Personal Life & Legacy
He met waitress and fashion model from North Weymouth, Massachusetts, Lindsey Cyr in 1966, after which the two shared a live-in relationship with a common law marriage for 12 years.
The couple had a son – Douglas Glenn Cyr, in 1967. However, he suffered from Reye’s Syndrome, an allergic reaction to an aspirin injection, and died in 1973 at the age of six.
After Bulger and Cyr ended their relationship, he got involved with Theresa Stanley, a divorcee with several kids from South Boston.
The ‘Brotherhood’ series, broadcast on Showtime channel during 2006-08, was inspired by the relationship of Whitey and Billy Bulger, standing on opposite sides of the law.
His trials became a subject of the 2014 documentary ‘Whitey: United States of America v. James J. Bulger’, directed by Joe Berlinger.

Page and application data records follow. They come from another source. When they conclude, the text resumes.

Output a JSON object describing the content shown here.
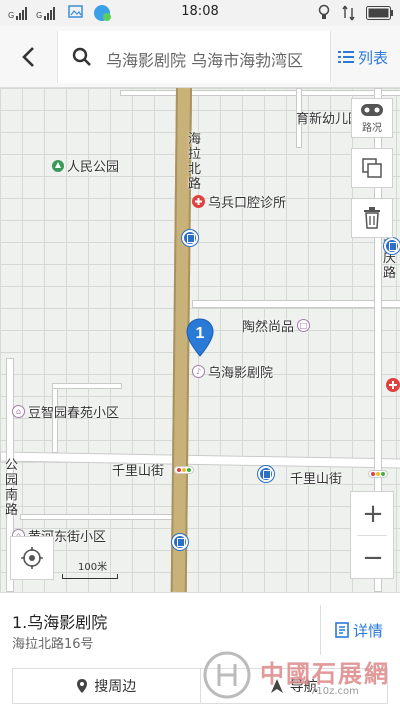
{
  "status_bar": {
    "time": "18:08",
    "signal_labels": [
      "G",
      "G"
    ]
  },
  "search": {
    "query": "乌海影剧院 乌海市海勃湾区",
    "list_label": "列表"
  },
  "map": {
    "labels": {
      "kindergarten": "育新幼儿园",
      "park": "人民公园",
      "clinic": "乌兵口腔诊所",
      "road_main": "海拉北路",
      "road_daqing": "大庆路",
      "shop": "陶然尚品",
      "theater": "乌海影剧院",
      "community1": "豆智园春苑小区",
      "road_qianli_1": "千里山街",
      "road_qianli_2": "千里山街",
      "road_gongyuan": "公园南路",
      "community2": "黄河东街小区",
      "road_left_bottom": "路"
    },
    "road_sign": "路况",
    "pin_number": "1",
    "scale_label": "100米",
    "zoom_in": "+",
    "zoom_out": "−"
  },
  "result": {
    "title": "1.乌海影剧院",
    "address": "海拉北路16号",
    "detail_label": "详情",
    "search_nearby_label": "搜周边",
    "navigate_label": "导航"
  },
  "watermark": {
    "text": "中國石展網",
    "url": "710z.com"
  },
  "colors": {
    "accent": "#2a7ad8",
    "pin": "#2a7ad8",
    "main_road": "#c9b27a"
  }
}
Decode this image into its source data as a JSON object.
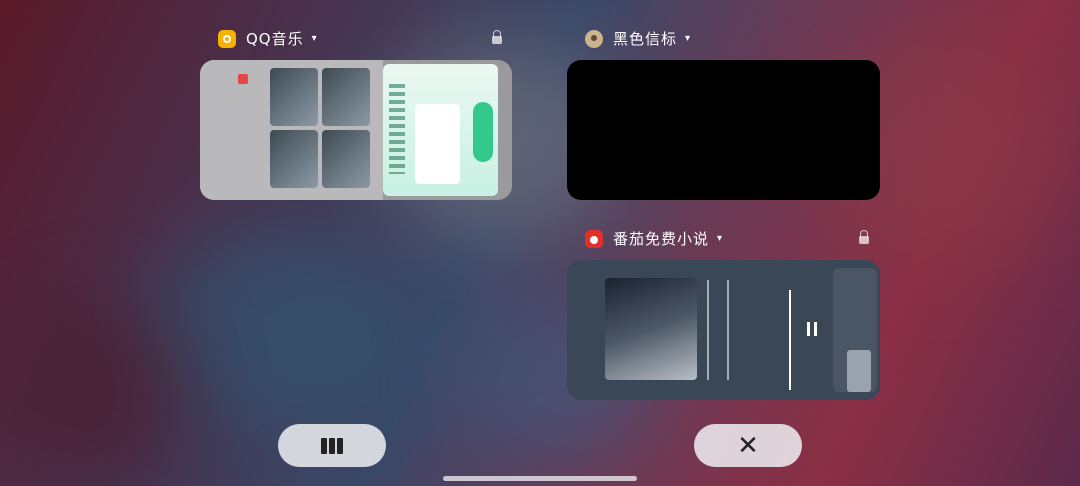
{
  "apps": {
    "qq": {
      "name": "QQ音乐",
      "caret": "▾"
    },
    "black": {
      "name": "黑色信标",
      "caret": "▾"
    },
    "novel": {
      "name": "番茄免费小说",
      "caret": "▾"
    }
  },
  "controls": {
    "close_symbol": "✕"
  },
  "colors": {
    "qq_icon": "#f5b200",
    "novel_icon": "#e0302c",
    "button_bg": "#f0f0f3"
  }
}
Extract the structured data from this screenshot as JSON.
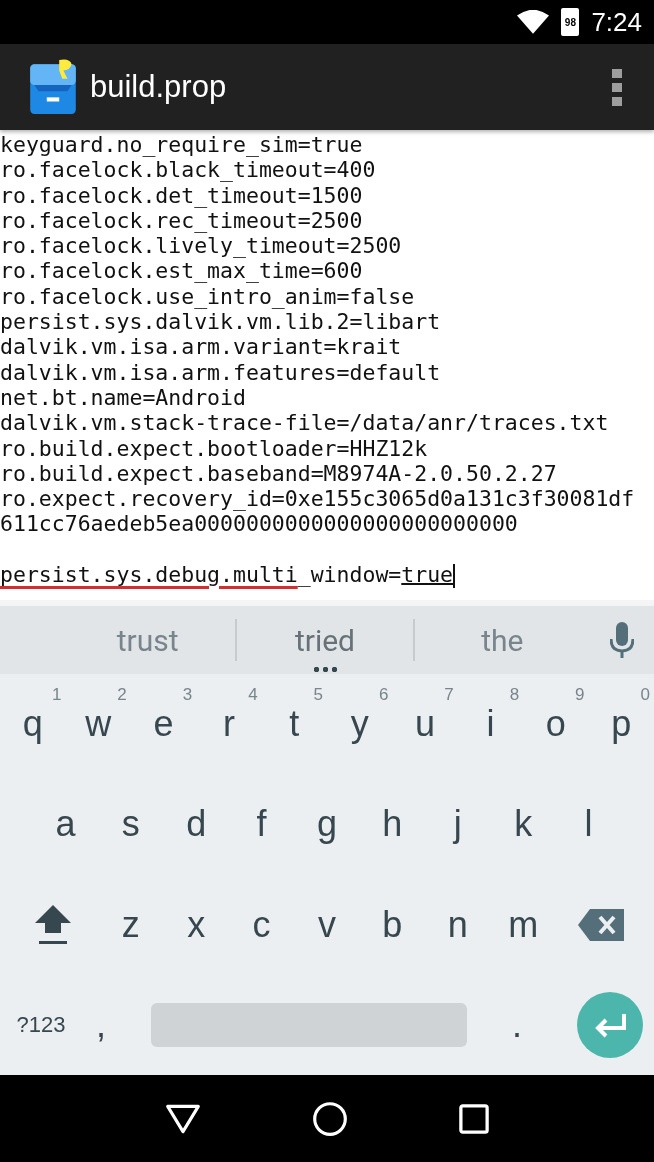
{
  "status_bar": {
    "battery": "98",
    "time": "7:24"
  },
  "toolbar": {
    "title": "build.prop"
  },
  "editor": {
    "lines": [
      {
        "kind": "text",
        "text": "keyguard.no_require_sim=true"
      },
      {
        "kind": "text",
        "text": "ro.facelock.black_timeout=400"
      },
      {
        "kind": "text",
        "text": "ro.facelock.det_timeout=1500"
      },
      {
        "kind": "text",
        "text": "ro.facelock.rec_timeout=2500"
      },
      {
        "kind": "text",
        "text": "ro.facelock.lively_timeout=2500"
      },
      {
        "kind": "text",
        "text": "ro.facelock.est_max_time=600"
      },
      {
        "kind": "text",
        "text": "ro.facelock.use_intro_anim=false"
      },
      {
        "kind": "text",
        "text": "persist.sys.dalvik.vm.lib.2=libart"
      },
      {
        "kind": "text",
        "text": "dalvik.vm.isa.arm.variant=krait"
      },
      {
        "kind": "text",
        "text": "dalvik.vm.isa.arm.features=default"
      },
      {
        "kind": "text",
        "text": "net.bt.name=Android"
      },
      {
        "kind": "text",
        "text": "dalvik.vm.stack-trace-file=/data/anr/traces.txt"
      },
      {
        "kind": "text",
        "text": "ro.build.expect.bootloader=HHZ12k"
      },
      {
        "kind": "text",
        "text": "ro.build.expect.baseband=M8974A-2.0.50.2.27"
      },
      {
        "kind": "text",
        "text": "ro.expect.recovery_id=0xe155c3065d0a131c3f30081df"
      },
      {
        "kind": "text",
        "text": "611cc76aedeb5ea0000000000000000000000000"
      },
      {
        "kind": "blank"
      },
      {
        "kind": "editing",
        "segments": [
          {
            "kind": "misspelled",
            "text": "persist.sys.debug.multi"
          },
          {
            "kind": "plain",
            "text": "_window="
          },
          {
            "kind": "composing",
            "text": "true"
          }
        ]
      }
    ]
  },
  "keyboard": {
    "suggestions": [
      {
        "text": "trust",
        "selected": false
      },
      {
        "text": "tried",
        "selected": true
      },
      {
        "text": "the",
        "selected": false
      }
    ],
    "rows": [
      {
        "keys": [
          {
            "kind": "letter",
            "label": "q",
            "hint": "1"
          },
          {
            "kind": "letter",
            "label": "w",
            "hint": "2"
          },
          {
            "kind": "letter",
            "label": "e",
            "hint": "3"
          },
          {
            "kind": "letter",
            "label": "r",
            "hint": "4"
          },
          {
            "kind": "letter",
            "label": "t",
            "hint": "5"
          },
          {
            "kind": "letter",
            "label": "y",
            "hint": "6"
          },
          {
            "kind": "letter",
            "label": "u",
            "hint": "7"
          },
          {
            "kind": "letter",
            "label": "i",
            "hint": "8"
          },
          {
            "kind": "letter",
            "label": "o",
            "hint": "9"
          },
          {
            "kind": "letter",
            "label": "p",
            "hint": "0"
          }
        ]
      },
      {
        "keys": [
          {
            "kind": "letter",
            "label": "a"
          },
          {
            "kind": "letter",
            "label": "s"
          },
          {
            "kind": "letter",
            "label": "d"
          },
          {
            "kind": "letter",
            "label": "f"
          },
          {
            "kind": "letter",
            "label": "g"
          },
          {
            "kind": "letter",
            "label": "h"
          },
          {
            "kind": "letter",
            "label": "j"
          },
          {
            "kind": "letter",
            "label": "k"
          },
          {
            "kind": "letter",
            "label": "l"
          }
        ]
      },
      {
        "keys": [
          {
            "kind": "shift"
          },
          {
            "kind": "letter",
            "label": "z"
          },
          {
            "kind": "letter",
            "label": "x"
          },
          {
            "kind": "letter",
            "label": "c"
          },
          {
            "kind": "letter",
            "label": "v"
          },
          {
            "kind": "letter",
            "label": "b"
          },
          {
            "kind": "letter",
            "label": "n"
          },
          {
            "kind": "letter",
            "label": "m"
          },
          {
            "kind": "backspace"
          }
        ]
      },
      {
        "keys": [
          {
            "kind": "symbols",
            "label": "?123"
          },
          {
            "kind": "letter",
            "label": ","
          },
          {
            "kind": "space"
          },
          {
            "kind": "letter",
            "label": "."
          },
          {
            "kind": "enter"
          }
        ]
      }
    ]
  }
}
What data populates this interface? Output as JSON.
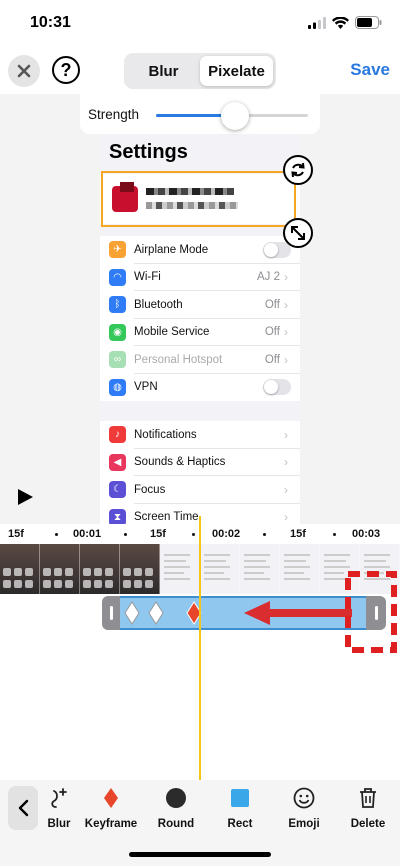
{
  "status_bar": {
    "time": "10:31"
  },
  "header": {
    "close_icon": "close-icon",
    "help_label": "?",
    "mode_options": [
      "Blur",
      "Pixelate"
    ],
    "selected_mode": "Pixelate",
    "save_label": "Save"
  },
  "strength": {
    "label": "Strength",
    "level": 0.52
  },
  "preview": {
    "settings_title": "Settings",
    "groups": [
      [
        {
          "label": "Airplane Mode",
          "icon": "airplane-icon",
          "color": "#f7a233",
          "control": "toggle"
        },
        {
          "label": "Wi-Fi",
          "icon": "wifi-icon",
          "color": "#2f7cf6",
          "value": "AJ 2"
        },
        {
          "label": "Bluetooth",
          "icon": "bluetooth-icon",
          "color": "#2f7cf6",
          "value": "Off"
        },
        {
          "label": "Mobile Service",
          "icon": "antenna-icon",
          "color": "#34c759",
          "value": "Off"
        },
        {
          "label": "Personal Hotspot",
          "icon": "hotspot-icon",
          "color": "#a6dfb4",
          "value": "Off",
          "dimmed": true
        },
        {
          "label": "VPN",
          "icon": "globe-icon",
          "color": "#2f7cf6",
          "control": "toggle"
        }
      ],
      [
        {
          "label": "Notifications",
          "icon": "bell-icon",
          "color": "#f03a3a"
        },
        {
          "label": "Sounds & Haptics",
          "icon": "speaker-icon",
          "color": "#e8365d"
        },
        {
          "label": "Focus",
          "icon": "moon-icon",
          "color": "#5b4fd6"
        },
        {
          "label": "Screen Time",
          "icon": "hourglass-icon",
          "color": "#5b4fd6"
        }
      ]
    ]
  },
  "timeline": {
    "ruler": [
      "15f",
      "00:01",
      "15f",
      "00:02",
      "15f",
      "00:03"
    ]
  },
  "toolbar": {
    "back_icon": "chevron-left-icon",
    "tools": [
      {
        "label": "Blur",
        "icon": "blur-add-icon"
      },
      {
        "label": "Keyframe",
        "icon": "keyframe-icon"
      },
      {
        "label": "Round",
        "icon": "circle-icon"
      },
      {
        "label": "Rect",
        "icon": "square-icon"
      },
      {
        "label": "Emoji",
        "icon": "emoji-icon"
      },
      {
        "label": "Delete",
        "icon": "trash-icon"
      }
    ]
  },
  "colors": {
    "accent": "#2979e0",
    "selection": "#f5a623",
    "playhead": "#f5c518",
    "clip": "#8fc7ee",
    "keyframe": "#e8462a",
    "annotation": "#e02020"
  }
}
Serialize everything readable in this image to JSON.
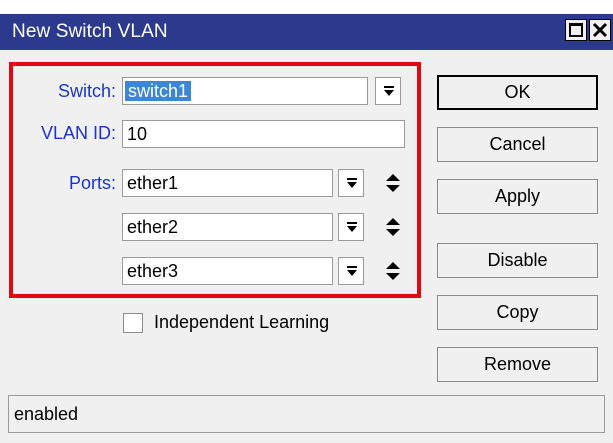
{
  "window": {
    "title": "New Switch VLAN"
  },
  "form": {
    "switch_label": "Switch:",
    "switch_value": "switch1",
    "vlan_id_label": "VLAN ID:",
    "vlan_id_value": "10",
    "ports_label": "Ports:",
    "ports": [
      "ether1",
      "ether2",
      "ether3"
    ],
    "independent_learning_label": "Independent Learning",
    "independent_learning_checked": false
  },
  "buttons": {
    "ok": "OK",
    "cancel": "Cancel",
    "apply": "Apply",
    "disable": "Disable",
    "copy": "Copy",
    "remove": "Remove"
  },
  "status": {
    "text": "enabled"
  },
  "colors": {
    "titlebar": "#2b3a8c",
    "label_blue": "#1a35c9",
    "highlight_red": "#e30613",
    "selection": "#3c86d8"
  },
  "icons": {
    "maximize": "maximize-icon",
    "close": "close-icon",
    "dropdown": "dropdown-arrow-icon",
    "updown": "up-down-icon"
  }
}
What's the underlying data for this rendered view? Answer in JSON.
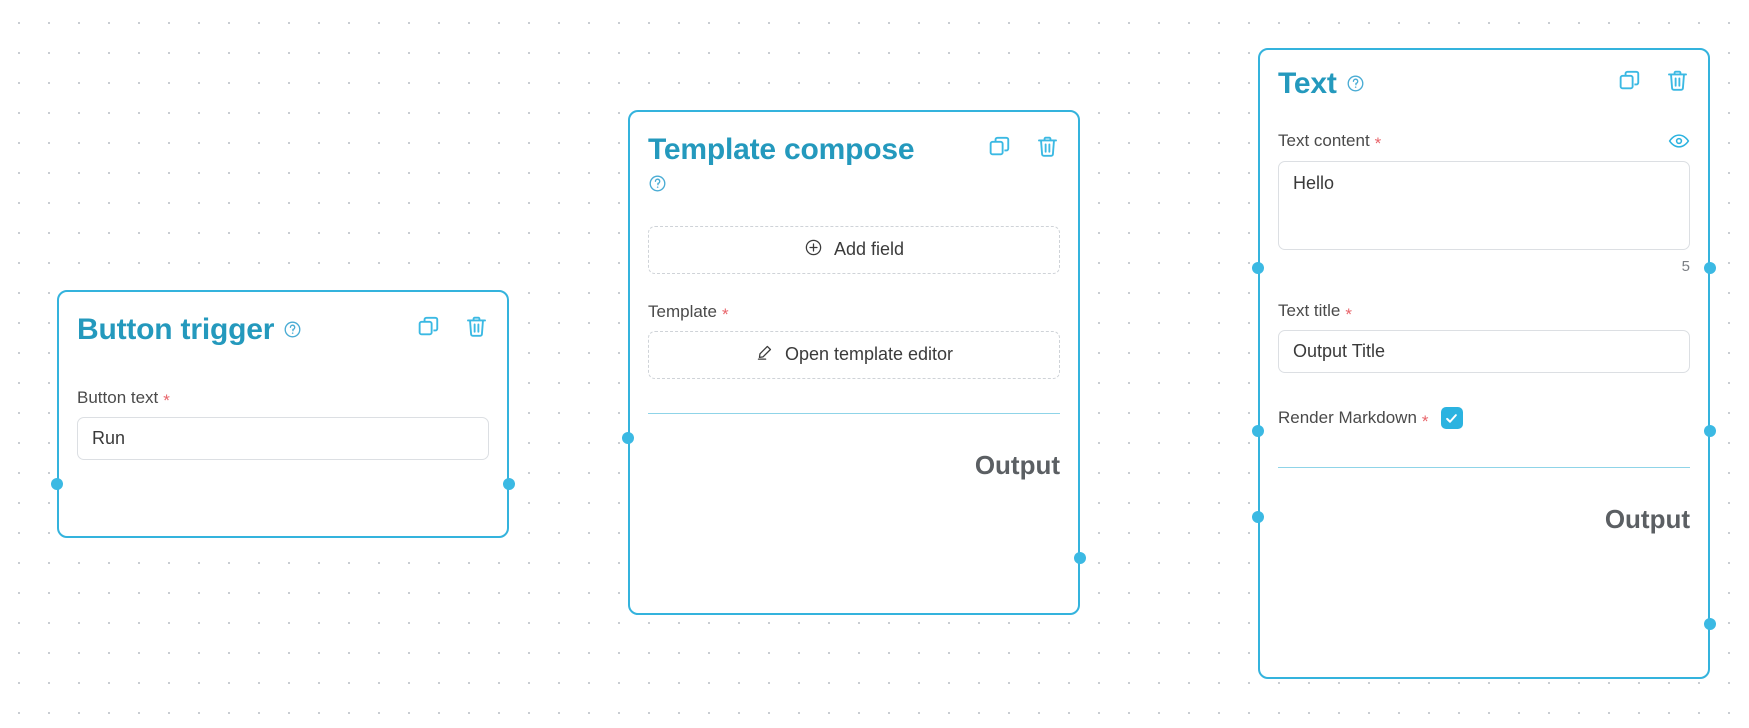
{
  "canvas": {
    "background_color": "#ffffff",
    "grid_dot_color": "#c9cdd2",
    "accent_color": "#34b3dd",
    "title_color": "#2499bd",
    "required_color": "#e8646a"
  },
  "nodes": [
    {
      "id": "button-trigger",
      "title": "Button trigger",
      "help_icon": "question-circle-icon",
      "actions": [
        {
          "name": "duplicate-icon",
          "label": "Duplicate"
        },
        {
          "name": "delete-icon",
          "label": "Delete"
        }
      ],
      "fields": [
        {
          "label": "Button text",
          "required": "*",
          "type": "text",
          "value": "Run"
        }
      ]
    },
    {
      "id": "template-compose",
      "title": "Template compose",
      "help_icon": "question-circle-icon",
      "actions": [
        {
          "name": "duplicate-icon",
          "label": "Duplicate"
        },
        {
          "name": "delete-icon",
          "label": "Delete"
        }
      ],
      "add_field_button": {
        "label": "Add field",
        "icon": "plus-circle-icon"
      },
      "fields": [
        {
          "label": "Template",
          "required": "*",
          "type": "button",
          "button_label": "Open template editor",
          "button_icon": "pencil-icon"
        }
      ],
      "output_label": "Output"
    },
    {
      "id": "text",
      "title": "Text",
      "help_icon": "question-circle-icon",
      "actions": [
        {
          "name": "duplicate-icon",
          "label": "Duplicate"
        },
        {
          "name": "delete-icon",
          "label": "Delete"
        }
      ],
      "fields": [
        {
          "label": "Text content",
          "required": "*",
          "type": "textarea",
          "value": "Hello",
          "char_count": "5",
          "preview_icon": "eye-icon"
        },
        {
          "label": "Text title",
          "required": "*",
          "type": "text",
          "value": "Output Title"
        },
        {
          "label": "Render Markdown",
          "required": "*",
          "type": "checkbox",
          "checked": true
        }
      ],
      "output_label": "Output"
    }
  ]
}
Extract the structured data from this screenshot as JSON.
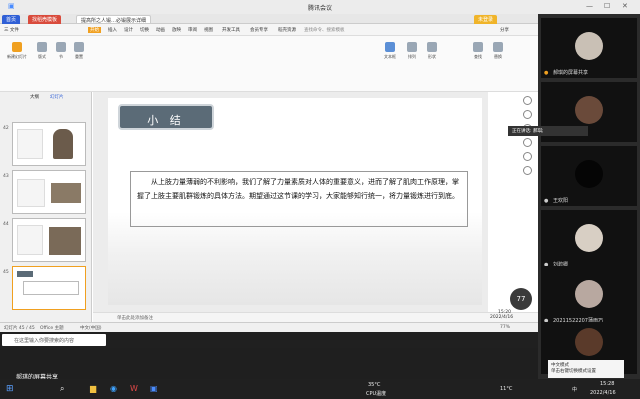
{
  "window": {
    "title": "腾讯会议"
  },
  "wps": {
    "tabs": [
      {
        "label": "首页"
      },
      {
        "label": "找稻壳模板"
      },
      {
        "label": "提高所之人锻…必锻展示详细"
      }
    ],
    "login_label": "未登录",
    "menu": [
      "三 文件",
      "开始",
      "插入",
      "设计",
      "切换",
      "动画",
      "放映",
      "审阅",
      "视图",
      "开发工具",
      "会员专享",
      "稻壳资源",
      "查找命令、搜索模板"
    ],
    "share_label": "分享",
    "ribbon": [
      "新建幻灯片",
      "版式",
      "节",
      "重置",
      "文本框",
      "排列",
      "形状",
      "查找",
      "替换"
    ],
    "slides": [
      {
        "num": "42"
      },
      {
        "num": "43"
      },
      {
        "num": "44"
      },
      {
        "num": "45"
      }
    ],
    "slide_panel_tabs": [
      "大纲",
      "幻灯片"
    ],
    "current_slide": {
      "title": "小 结",
      "body": "从上肢力量薄弱的不利影响，我们了解了力量素质对人体的重要意义，进而了解了肌肉工作原理，掌握了上肢主要肌群锻炼的具体方法。期望通过这节课的学习，大家能够知行统一，将力量锻炼进行到底。"
    },
    "notes_placeholder": "单击此处添加备注",
    "status": {
      "slide_count": "幻灯片 45 / 45",
      "theme": "Office 主题",
      "lang": "中文(中国)",
      "zoom": "77%",
      "time": "15:20",
      "date": "2022/4/16"
    }
  },
  "inner_taskbar": {
    "search_placeholder": "在这里输入你要搜索的内容"
  },
  "meeting": {
    "sharer_label": "郝琪的屏幕共享",
    "speaking_label": "正在讲话: 郝琪;",
    "participants": [
      {
        "name": "郝琪的屏幕共享"
      },
      {
        "name": ""
      },
      {
        "name": "王欢阳"
      },
      {
        "name": "刘碧卿"
      },
      {
        "name": "20211522207蒲雨巧"
      },
      {
        "name": ""
      }
    ],
    "ime_label": "中文模式",
    "ime_hint": "单击右键切换模式设置",
    "badge": "77"
  },
  "taskbar": {
    "weather_temp": "35°C",
    "weather_label": "CPU温度",
    "temp": "11°C",
    "ime": "中",
    "time": "15:28",
    "date": "2022/4/16"
  }
}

Director Scott Cooper’s ‘Black Mass’, starring Johnny Depp as Bulger, based on the 2012 book ‘Black Mass’ authored by Dick Lehr and Gerard O’Neill, is due to release in 2015.